From Orchids for Billie
Marechal Media Inc., 2011
Author’s Note: This is one of my favourite scenes: the conversation between Little Jack and his grandmother in her beloved greenhouse that sets him on his determined quest to grow a rare orchid. I hope you enjoy it.
“You embark on a great project?” She raises an eyebrow.
Slowly, I nod. “But I wanted it to be from me,” I stammer in defence of my secrecy.
“It will be from you.” She reaches for the book. “Now, what is it you wish to grow?”
I flip to the page and point to the lady slipper orchid.
She regards the photograph carefully.
“A cypripedium,” she murmurs thoughtfully. “Those are very challenging to grow from seed. In fact, that is something I have done here only once.” She tips her head toward me. “Very complicated, what is described here.”
I shrug. “Isn’t that what gardening is? Complicated?”
She lifts down a pot for my inspection. The hairy roots with no name. “Why not this instead?”
“No thank you.” I shake my head firmly.
“I see.” She closes the book carefully and steps around the bench to a table basking in sunlight that has worked its way through the rain-moistened windows. She reaches up and pulls down a tray brimming with small green seedlings. “Perhaps these you would like? They grow quickly and are sturdy.”
I nod eagerly at the thick leafy plants. This will be much easier. “Do they bloom big?” I enthuse. They are, after all, meant to be a very special gift.
“Not so much. But they are large in taste. Your mother, she likes the radishes. Yah yah, nice bite they have.”
“Radishes?” I wrinkle my nose. “I don’t want to give her radishes.”
“Then these will not do.” Grandmother returns the leafy green tray to the shelf.
My eyes roam the shelf beside it, to a tray of green leaves topped with bright red flowers. “How about these?” I suggest.
“They’re pretty. They’re healthy. They’re pretty much all grown.” Even I couldn’t mess them up, I think.
“All true. They are hardy and very forgiving.” She places a hand on my shoulder and directs my gaze through the windows now dried to a shine by the strengthening sun. “Just not so rare.”

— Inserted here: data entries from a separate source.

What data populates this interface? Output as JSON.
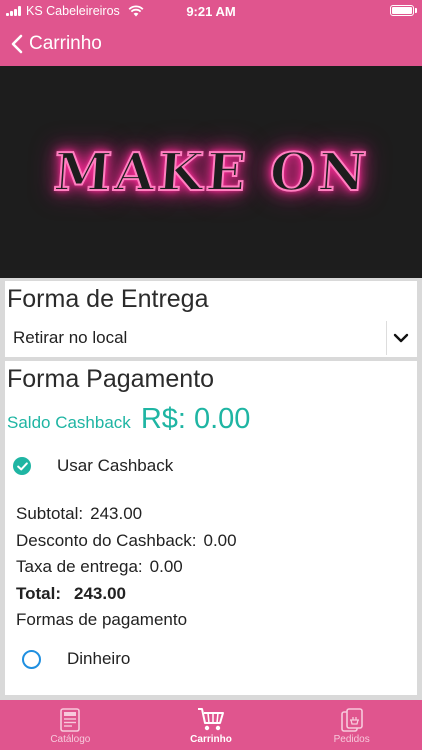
{
  "status_bar": {
    "carrier": "KS Cabeleireiros",
    "time": "9:21 AM"
  },
  "nav": {
    "back_label": "Carrinho"
  },
  "banner": {
    "logo_text": "MAKE ON"
  },
  "delivery": {
    "title": "Forma de Entrega",
    "selected_option": "Retirar no local"
  },
  "payment": {
    "title": "Forma Pagamento",
    "cashback_label": "Saldo Cashback",
    "cashback_value": "R$: 0.00",
    "use_cashback_label": "Usar Cashback",
    "use_cashback_checked": true,
    "subtotal_label": "Subtotal:",
    "subtotal_value": "243.00",
    "discount_label": "Desconto do Cashback:",
    "discount_value": "0.00",
    "delivery_fee_label": "Taxa de entrega:",
    "delivery_fee_value": "0.00",
    "total_label": "Total:",
    "total_value": "243.00",
    "methods_label": "Formas de pagamento",
    "methods": [
      {
        "label": "Dinheiro",
        "selected": false
      }
    ]
  },
  "tabs": [
    {
      "label": "Catálogo",
      "icon": "menu-card-icon",
      "active": false
    },
    {
      "label": "Carrinho",
      "icon": "cart-icon",
      "active": true
    },
    {
      "label": "Pedidos",
      "icon": "orders-icon",
      "active": false
    }
  ],
  "colors": {
    "brand_pink": "#e0558e",
    "accent_teal": "#1fb5a3",
    "radio_blue": "#1f8fe0"
  }
}
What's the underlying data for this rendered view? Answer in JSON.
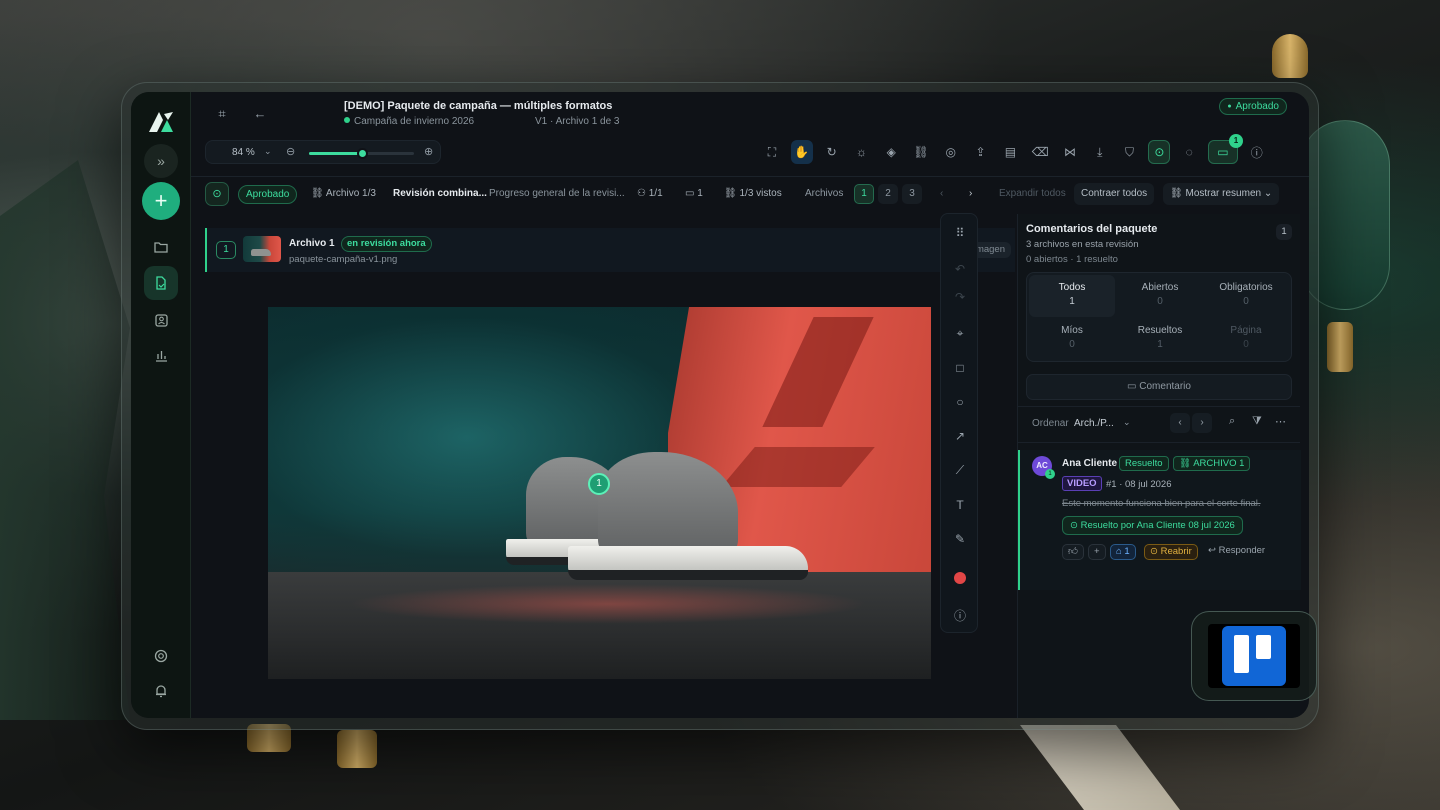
{
  "header": {
    "title": "[DEMO] Paquete de campaña — múltiples formatos",
    "campaign": "Campaña de invierno 2026",
    "version": "V1 · Archivo 1 de 3",
    "status": "Aprobado"
  },
  "toolbar": {
    "zoom": "84 %",
    "zoom_level": 0.5,
    "chat_badge": "1",
    "icons": [
      "fit-icon",
      "hand-icon",
      "rotate-icon",
      "brightness-icon",
      "layers-icon",
      "link-icon",
      "compass-icon",
      "upload-icon",
      "file-icon",
      "trash-icon",
      "share-icon",
      "download-icon",
      "shield-icon",
      "approve-icon",
      "explore-icon",
      "chat-icon",
      "info-icon"
    ]
  },
  "filters": {
    "status": "Aprobado",
    "archivo": "Archivo 1/3",
    "revision": "Revisión combina...",
    "progress": "Progreso general de la revisi...",
    "reviewers": "1/1",
    "comments": "1",
    "views": "1/3 vistos",
    "files_label": "Archivos",
    "pages": [
      "1",
      "2",
      "3"
    ],
    "current_page": "1",
    "expand_all": "Expandir todos",
    "collapse_all": "Contraer todos",
    "summary": "Mostrar resumen"
  },
  "file": {
    "number": "1",
    "name": "Archivo 1",
    "status": "en revisión ahora",
    "path": "paquete-campaña-v1.png",
    "type": "Imagen"
  },
  "canvas": {
    "pin": "1"
  },
  "panel": {
    "title": "Comentarios del paquete",
    "files_info": "3 archivos en esta revisión",
    "open_info": "0 abiertos · 1 resuelto",
    "count": "1",
    "stats": [
      {
        "label": "Todos",
        "value": "1"
      },
      {
        "label": "Abiertos",
        "value": "0"
      },
      {
        "label": "Obligatorios",
        "value": "0"
      },
      {
        "label": "Míos",
        "value": "0"
      },
      {
        "label": "Resueltos",
        "value": "1"
      },
      {
        "label": "Página",
        "value": "0"
      }
    ],
    "comment_button": "Comentario",
    "order_label": "Ordenar",
    "order_value": "Arch./P..."
  },
  "comment": {
    "initials": "AC",
    "mini": "1",
    "author": "Ana Cliente",
    "resolved_tag": "Resuelto",
    "file_tag": "ARCHIVO 1",
    "type": "VIDEO",
    "meta": "#1 · 08 jul 2026",
    "text": "Este momento funciona bien para el corte final.",
    "resolved_by": "Resuelto por Ana Cliente 08 jul 2026",
    "tags_count": "1",
    "reopen": "Reabrir",
    "reply": "Responder"
  }
}
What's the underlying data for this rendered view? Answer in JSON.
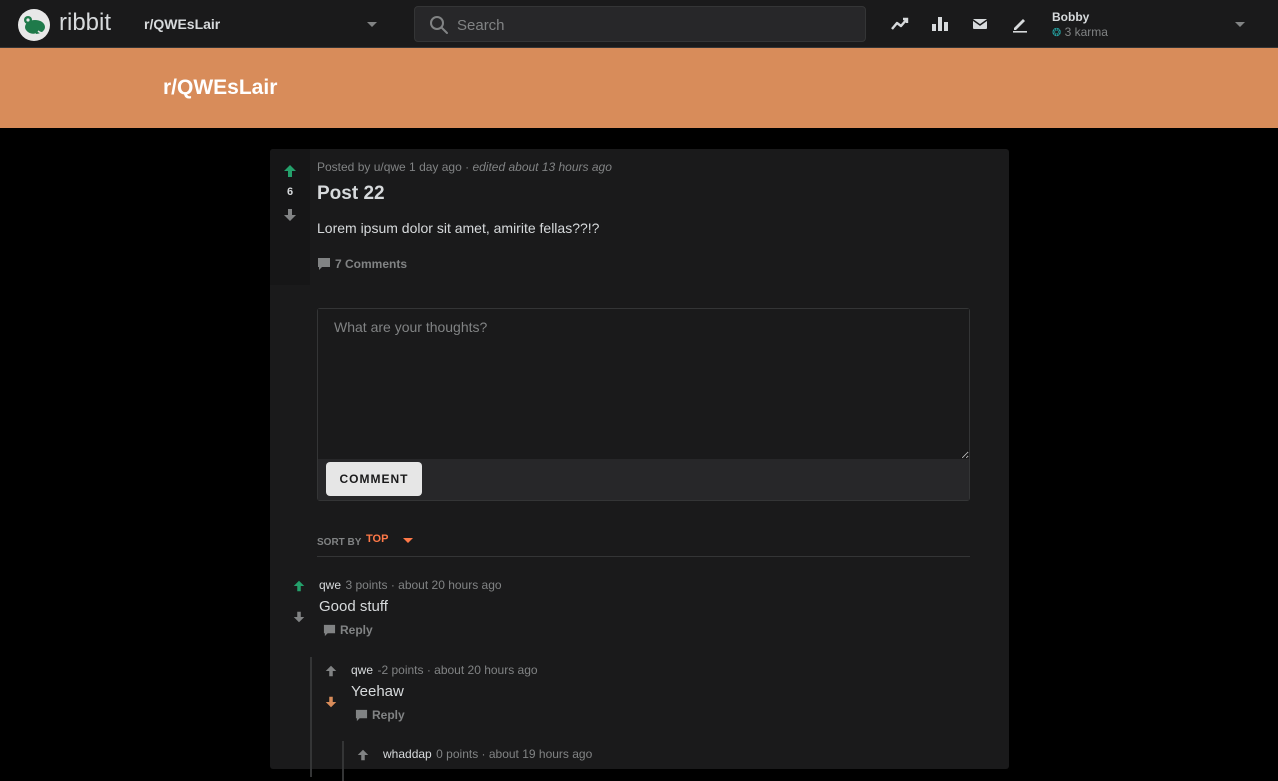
{
  "brand": "ribbit",
  "header": {
    "subreddit_select": "r/QWEsLair",
    "search_placeholder": "Search",
    "user": {
      "name": "Bobby",
      "karma": "3 karma"
    }
  },
  "banner": {
    "title": "r/QWEsLair"
  },
  "post": {
    "score": "6",
    "meta_prefix": "Posted by u/qwe 1 day ago · ",
    "meta_edited": "edited about 13 hours ago",
    "title": "Post 22",
    "body": "Lorem ipsum dolor sit amet, amirite fellas??!?",
    "comments_label": "7 Comments"
  },
  "comment_form": {
    "placeholder": "What are your thoughts?",
    "button": "COMMENT"
  },
  "sort": {
    "label": "SORT BY",
    "value": "TOP"
  },
  "comments": [
    {
      "author": "qwe",
      "meta": "3 points · about 20 hours ago",
      "text": "Good stuff",
      "reply": "Reply",
      "vote": "up"
    },
    {
      "author": "qwe",
      "meta": "-2 points · about 20 hours ago",
      "text": "Yeehaw",
      "reply": "Reply",
      "vote": "down"
    },
    {
      "author": "whaddap",
      "meta": "0 points · about 19 hours ago"
    }
  ],
  "colors": {
    "upvote": "#24a06b",
    "downvote": "#d88c5a",
    "banner": "#d88c5a",
    "sort_accent": "#ff7948"
  }
}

Every window box I see on the house, every garden by the shed and the barn, has them. My heart sinks.
“I don’t know what else I can do,” I sigh, my gaze wandering back to the green book, firmly closed on Grandmother’s bench.
She flips open the book to the exact page I had marked. I shake my head sadly. This was the perfect flower. But if Grandmother couldn’t grow them, I certainly couldn’t.
“Are you sure you don’t want these?” She again retrieves the pot of hairy roots from the shelf.
“No thanks,” I sigh. “I’m really not a gardener, anyway.” I turn toward the door but am suddenly struck by the sight in the pot she has presented to me. “Have they gotten bigger? And is that a new leaf?” I pick up the pot and peer inside.
“Very observant, John,” Grandmother nods her head. “Would you like to know the name of these before you go?”
“Sure,” I shrug. I had to admit I was a tiny bit curious.
“Introductions, then,” Grandmother retrieves the pot from my hand with a flourish. “Cypripedium, meet John. John, Cypripedium. But you can call it a lady slipper.”
I stand rooted to the greenhouse floor, eyes fixed in disbelief at what my ears were telling me.
“These, John, are what happens when the seeds grow. From this will grow your lady slipper bloom.” Grandmother leans in with a whisper. “Not complicated at all, when you accept a little help from someone who knows.”
I take the pot from her and rotate it slowly, absorbing each detail of its contents. “What do I need to do?”
“For the time being, a tiny bit of water for the deep roots. A bit of sun. Careful tending. That is all. Now, how many would you like?”
“I can have more than one? Didn’t you say they were rare?”
“Indeed they are. But flowers are like children. Stronger and more beautiful in numbers.” She glances at me before turning her gaze to the row of pots above my head. “So?”
I think. Two? That seems a bit small. A dozen? That would be greedy. Four? Six? How am I supposed to choose? I slide my ball cap into my hand and scratch my head in thought.
As I squeeze the bill of my cap, it comes to me.
“Three!” I respond, with an enthusiasm that startles Grandmother away from her counting.
“The Holy Trinity. Yah yah, a special number.” She returns to her mental inventory.
I blush. She is right, of course, but it isn’t the Father, Son, and Holy Ghost that I’m thinking of as she aligns three pots on the bench in front of me. It’s baseball. I have three tries to get this right. If I do, I win for my mother the regular season, pennant race and World Series of flowers that will prove we as a family are unbeatable, no matter what life brings on. If I don’t, it’s one, two, three strikes you’re out. I stare at my new charges, clinging only to my trust of Grandmother’s gardening that this could turn into something worth keeping. With a flick of my wrist I return my cap to my head and flex my grip.
from Orchids for Billie, Marechal Media Inc., 2011 ISBN 978-9867576-2-4 www.FindingMaria.com